Ever wondered why some couples stay together and others get divorced? Thanks to John Gottman’s research, we have never been closer to understanding this question.
The Gottman Method is a couples therapy based on 40 years of observational research. John Gottman and colleagues studied relationships for many years, but he developed his findings into a couples counselling method after meeting his wife, respected clinician Dr. Julie Schwartz Gottman.
John Gottman and colleagues studied couples by observing them interact in their “love lab,” an apartment where couples would spend time together. The researchers recorded the couples’ interactions and body responses, including how often they moved in their chairs. The couples’ interactions were interpreted and eventually, the Gottmans were able to predict relationship outcomes. They compiled their research findings into the Sound Relationship House, a visual representation of what makes a healthy relationship.
An assumption the Gottman Method makes is that we can learn from the “masters” of relationships. The “masters” are people who have been happily married for many years, and seem to use certain skills without being coached. Some of the behaviours that “masters” practiced were: treating conflicts gently, apologizing when they hurt their partner, and being interested in their partner’s internal world.

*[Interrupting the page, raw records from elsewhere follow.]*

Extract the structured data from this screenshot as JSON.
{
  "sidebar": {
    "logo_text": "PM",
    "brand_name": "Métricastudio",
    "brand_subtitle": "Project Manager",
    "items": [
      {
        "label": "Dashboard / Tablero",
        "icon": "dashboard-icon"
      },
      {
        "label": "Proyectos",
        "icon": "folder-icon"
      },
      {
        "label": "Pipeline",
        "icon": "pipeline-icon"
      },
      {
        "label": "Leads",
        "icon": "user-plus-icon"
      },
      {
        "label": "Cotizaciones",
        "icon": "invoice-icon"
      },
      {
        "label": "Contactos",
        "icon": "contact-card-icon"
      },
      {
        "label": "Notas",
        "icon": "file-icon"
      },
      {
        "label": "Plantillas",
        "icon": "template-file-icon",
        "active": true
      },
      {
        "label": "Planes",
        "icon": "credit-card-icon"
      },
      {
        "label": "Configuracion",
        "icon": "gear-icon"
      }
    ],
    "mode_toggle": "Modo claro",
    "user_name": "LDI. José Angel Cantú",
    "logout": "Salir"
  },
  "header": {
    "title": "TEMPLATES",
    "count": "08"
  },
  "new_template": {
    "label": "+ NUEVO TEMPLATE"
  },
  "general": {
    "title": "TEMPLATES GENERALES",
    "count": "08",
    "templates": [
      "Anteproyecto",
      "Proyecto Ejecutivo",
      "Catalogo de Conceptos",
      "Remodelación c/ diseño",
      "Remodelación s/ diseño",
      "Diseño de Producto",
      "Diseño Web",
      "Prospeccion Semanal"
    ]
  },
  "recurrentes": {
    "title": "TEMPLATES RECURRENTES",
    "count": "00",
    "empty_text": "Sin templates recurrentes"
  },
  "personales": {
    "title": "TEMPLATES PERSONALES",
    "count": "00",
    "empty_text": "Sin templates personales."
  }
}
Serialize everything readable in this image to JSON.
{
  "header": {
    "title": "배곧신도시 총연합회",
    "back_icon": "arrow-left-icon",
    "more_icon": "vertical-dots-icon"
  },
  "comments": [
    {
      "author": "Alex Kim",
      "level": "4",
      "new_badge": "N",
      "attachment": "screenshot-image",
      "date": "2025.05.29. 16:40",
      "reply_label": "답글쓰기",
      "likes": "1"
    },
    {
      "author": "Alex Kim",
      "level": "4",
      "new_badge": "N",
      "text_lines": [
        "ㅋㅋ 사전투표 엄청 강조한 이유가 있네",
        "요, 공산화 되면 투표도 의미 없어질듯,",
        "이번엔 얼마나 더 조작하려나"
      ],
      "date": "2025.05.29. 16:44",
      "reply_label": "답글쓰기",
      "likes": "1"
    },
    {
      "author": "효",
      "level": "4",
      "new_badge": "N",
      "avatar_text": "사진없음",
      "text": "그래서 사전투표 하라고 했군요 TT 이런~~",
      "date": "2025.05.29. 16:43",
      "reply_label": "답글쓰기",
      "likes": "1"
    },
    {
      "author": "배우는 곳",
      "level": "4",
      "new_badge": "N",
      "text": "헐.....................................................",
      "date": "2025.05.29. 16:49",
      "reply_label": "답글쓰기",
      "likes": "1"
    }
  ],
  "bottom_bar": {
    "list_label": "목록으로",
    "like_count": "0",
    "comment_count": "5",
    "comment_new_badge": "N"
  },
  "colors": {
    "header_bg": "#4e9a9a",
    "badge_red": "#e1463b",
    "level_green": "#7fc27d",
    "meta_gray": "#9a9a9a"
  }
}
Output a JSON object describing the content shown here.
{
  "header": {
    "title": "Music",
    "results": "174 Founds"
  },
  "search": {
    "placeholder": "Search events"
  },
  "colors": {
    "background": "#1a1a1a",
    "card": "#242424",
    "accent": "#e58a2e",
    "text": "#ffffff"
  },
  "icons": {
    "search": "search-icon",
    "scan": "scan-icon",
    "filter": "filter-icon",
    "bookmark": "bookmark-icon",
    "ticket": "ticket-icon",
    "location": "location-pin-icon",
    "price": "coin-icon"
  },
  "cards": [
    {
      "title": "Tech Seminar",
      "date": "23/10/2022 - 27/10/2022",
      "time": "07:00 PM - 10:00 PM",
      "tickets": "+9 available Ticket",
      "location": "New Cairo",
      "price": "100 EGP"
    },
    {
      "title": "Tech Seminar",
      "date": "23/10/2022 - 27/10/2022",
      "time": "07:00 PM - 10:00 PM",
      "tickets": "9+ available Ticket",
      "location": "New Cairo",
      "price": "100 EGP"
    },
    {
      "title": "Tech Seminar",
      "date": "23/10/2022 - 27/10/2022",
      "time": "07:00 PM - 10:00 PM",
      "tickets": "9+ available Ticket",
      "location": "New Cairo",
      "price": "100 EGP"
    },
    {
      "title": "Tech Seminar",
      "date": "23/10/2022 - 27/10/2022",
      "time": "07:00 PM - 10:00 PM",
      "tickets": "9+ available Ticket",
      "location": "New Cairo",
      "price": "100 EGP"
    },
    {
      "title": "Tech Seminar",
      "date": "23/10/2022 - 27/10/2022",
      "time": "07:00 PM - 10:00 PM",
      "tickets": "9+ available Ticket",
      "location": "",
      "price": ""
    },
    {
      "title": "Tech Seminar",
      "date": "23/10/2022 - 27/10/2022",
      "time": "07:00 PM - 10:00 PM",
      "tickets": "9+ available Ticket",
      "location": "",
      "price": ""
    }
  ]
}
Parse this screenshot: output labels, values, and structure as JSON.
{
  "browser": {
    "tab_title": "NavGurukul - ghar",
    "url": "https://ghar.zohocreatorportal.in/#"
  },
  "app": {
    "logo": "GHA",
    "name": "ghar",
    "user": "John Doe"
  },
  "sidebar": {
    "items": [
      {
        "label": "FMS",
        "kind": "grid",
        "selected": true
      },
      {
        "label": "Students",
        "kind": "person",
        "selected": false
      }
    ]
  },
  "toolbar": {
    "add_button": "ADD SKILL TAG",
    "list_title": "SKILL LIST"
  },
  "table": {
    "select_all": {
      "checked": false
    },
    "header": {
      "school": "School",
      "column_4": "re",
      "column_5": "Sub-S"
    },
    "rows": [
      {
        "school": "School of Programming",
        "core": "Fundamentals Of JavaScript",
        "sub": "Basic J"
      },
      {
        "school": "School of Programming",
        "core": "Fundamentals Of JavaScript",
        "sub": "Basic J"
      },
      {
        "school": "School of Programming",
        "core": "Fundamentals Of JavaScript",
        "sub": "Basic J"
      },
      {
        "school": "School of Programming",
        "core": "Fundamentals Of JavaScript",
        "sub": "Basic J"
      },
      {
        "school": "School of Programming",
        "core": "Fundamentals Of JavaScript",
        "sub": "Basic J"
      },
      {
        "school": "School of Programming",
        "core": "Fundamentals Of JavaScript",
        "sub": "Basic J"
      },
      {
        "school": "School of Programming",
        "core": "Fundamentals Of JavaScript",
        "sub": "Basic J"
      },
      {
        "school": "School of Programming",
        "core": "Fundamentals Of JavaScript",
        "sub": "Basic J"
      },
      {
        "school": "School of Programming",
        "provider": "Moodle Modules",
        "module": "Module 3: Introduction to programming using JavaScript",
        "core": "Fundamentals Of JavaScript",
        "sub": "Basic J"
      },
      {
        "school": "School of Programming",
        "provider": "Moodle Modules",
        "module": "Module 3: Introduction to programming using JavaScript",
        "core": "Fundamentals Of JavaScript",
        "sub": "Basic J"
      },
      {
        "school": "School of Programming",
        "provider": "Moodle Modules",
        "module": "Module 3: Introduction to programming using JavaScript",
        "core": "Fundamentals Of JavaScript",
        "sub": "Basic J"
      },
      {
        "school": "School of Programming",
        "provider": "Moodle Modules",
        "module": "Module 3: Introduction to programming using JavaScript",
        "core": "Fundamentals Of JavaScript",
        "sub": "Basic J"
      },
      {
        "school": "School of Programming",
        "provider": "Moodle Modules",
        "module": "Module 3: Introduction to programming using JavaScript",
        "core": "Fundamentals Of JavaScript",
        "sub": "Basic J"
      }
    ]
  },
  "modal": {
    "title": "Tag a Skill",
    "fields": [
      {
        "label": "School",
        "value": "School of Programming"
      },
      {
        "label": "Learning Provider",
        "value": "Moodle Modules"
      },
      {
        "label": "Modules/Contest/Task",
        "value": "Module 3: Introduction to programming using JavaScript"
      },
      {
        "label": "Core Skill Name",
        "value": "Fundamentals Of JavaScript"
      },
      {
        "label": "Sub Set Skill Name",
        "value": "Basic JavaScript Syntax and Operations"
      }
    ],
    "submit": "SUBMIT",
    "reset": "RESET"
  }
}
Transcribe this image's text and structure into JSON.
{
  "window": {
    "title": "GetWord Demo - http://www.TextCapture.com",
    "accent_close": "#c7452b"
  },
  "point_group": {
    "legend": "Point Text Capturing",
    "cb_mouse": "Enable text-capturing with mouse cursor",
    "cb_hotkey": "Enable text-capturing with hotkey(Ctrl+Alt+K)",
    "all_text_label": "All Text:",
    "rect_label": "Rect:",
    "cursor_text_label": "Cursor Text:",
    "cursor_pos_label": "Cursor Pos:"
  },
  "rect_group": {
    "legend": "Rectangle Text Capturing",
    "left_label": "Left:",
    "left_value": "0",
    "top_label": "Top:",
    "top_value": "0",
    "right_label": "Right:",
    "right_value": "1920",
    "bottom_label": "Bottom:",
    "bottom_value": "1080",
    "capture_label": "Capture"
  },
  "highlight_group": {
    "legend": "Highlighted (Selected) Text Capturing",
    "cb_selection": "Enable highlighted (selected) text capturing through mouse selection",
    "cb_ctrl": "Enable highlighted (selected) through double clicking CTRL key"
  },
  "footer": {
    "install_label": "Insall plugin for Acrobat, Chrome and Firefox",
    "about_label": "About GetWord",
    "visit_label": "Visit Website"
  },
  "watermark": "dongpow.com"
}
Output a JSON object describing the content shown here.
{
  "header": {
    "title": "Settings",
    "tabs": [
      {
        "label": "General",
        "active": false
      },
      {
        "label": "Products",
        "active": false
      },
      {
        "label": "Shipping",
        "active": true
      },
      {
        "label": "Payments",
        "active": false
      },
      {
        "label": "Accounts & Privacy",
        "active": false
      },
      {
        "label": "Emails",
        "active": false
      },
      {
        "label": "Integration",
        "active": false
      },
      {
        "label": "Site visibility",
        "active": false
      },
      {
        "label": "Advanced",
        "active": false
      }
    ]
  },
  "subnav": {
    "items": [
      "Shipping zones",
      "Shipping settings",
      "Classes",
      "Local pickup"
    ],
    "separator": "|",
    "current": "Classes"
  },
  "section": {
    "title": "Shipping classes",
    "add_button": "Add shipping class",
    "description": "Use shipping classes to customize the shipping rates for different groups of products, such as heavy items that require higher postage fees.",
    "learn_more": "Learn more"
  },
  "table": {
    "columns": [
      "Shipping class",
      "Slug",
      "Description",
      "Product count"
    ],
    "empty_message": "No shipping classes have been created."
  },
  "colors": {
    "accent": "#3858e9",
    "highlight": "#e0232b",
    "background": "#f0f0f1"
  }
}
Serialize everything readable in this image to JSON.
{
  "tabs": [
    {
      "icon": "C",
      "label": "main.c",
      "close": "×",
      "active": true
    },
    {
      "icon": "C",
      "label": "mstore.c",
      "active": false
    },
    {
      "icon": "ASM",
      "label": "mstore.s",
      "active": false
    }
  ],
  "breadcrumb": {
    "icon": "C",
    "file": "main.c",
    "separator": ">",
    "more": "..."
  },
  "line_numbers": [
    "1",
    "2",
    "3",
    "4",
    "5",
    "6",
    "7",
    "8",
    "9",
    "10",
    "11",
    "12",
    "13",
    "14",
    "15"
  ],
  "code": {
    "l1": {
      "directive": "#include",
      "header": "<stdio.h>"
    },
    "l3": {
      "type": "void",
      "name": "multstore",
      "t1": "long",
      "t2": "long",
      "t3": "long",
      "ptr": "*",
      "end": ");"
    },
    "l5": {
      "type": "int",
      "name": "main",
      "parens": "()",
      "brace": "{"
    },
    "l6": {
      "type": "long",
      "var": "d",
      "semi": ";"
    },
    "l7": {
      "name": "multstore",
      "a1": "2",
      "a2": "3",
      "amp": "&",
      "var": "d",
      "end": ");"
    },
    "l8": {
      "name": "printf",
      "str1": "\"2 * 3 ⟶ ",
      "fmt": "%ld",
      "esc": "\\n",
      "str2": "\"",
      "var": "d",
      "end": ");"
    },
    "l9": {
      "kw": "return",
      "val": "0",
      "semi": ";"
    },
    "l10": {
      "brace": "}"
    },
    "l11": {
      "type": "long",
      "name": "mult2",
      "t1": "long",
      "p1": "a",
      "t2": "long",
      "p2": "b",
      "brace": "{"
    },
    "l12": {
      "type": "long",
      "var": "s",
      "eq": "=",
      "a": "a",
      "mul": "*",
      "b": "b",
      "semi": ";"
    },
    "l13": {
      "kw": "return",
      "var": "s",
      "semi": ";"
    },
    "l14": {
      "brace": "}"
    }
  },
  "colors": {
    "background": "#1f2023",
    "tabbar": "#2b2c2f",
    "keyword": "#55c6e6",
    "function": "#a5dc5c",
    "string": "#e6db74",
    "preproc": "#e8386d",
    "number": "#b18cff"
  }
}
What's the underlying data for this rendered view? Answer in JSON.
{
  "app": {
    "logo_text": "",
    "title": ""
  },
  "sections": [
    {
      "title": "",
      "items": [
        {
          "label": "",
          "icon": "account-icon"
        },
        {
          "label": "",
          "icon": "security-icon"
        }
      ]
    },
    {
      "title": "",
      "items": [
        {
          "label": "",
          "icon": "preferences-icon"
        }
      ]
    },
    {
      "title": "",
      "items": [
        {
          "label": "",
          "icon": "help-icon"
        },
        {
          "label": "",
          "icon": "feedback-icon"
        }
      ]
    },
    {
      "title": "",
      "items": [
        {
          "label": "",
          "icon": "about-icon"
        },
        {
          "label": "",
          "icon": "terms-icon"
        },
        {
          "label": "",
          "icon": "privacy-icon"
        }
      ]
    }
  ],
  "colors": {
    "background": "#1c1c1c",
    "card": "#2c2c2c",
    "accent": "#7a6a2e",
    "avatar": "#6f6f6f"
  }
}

The good news is that we can all learn new ways to improve our relationships.
In the Gottman Method, we typically work on strengthening three areas:
(1) improving friendship, (2) managing conflict, and (3) creating shared meaning. Based on the results of the assessment, an individualized treatment plan is developed to strengthen areas of improvement. One of the reasons I like the Gottman research and use it in my practice as a psychologist is that it provides a roadmap for understanding what makes relationships work. Human beings are incredibly adaptive, and we can learn new ways of relating to one another, even if they weren’t engrained in us by our families.
Resources for the Gottman Method
Gottman, John, & Silver, Nan. (2015). The Seven Principles for Making Marriage Work: A Practical Guide from the Country's Foremost Relationship Expert.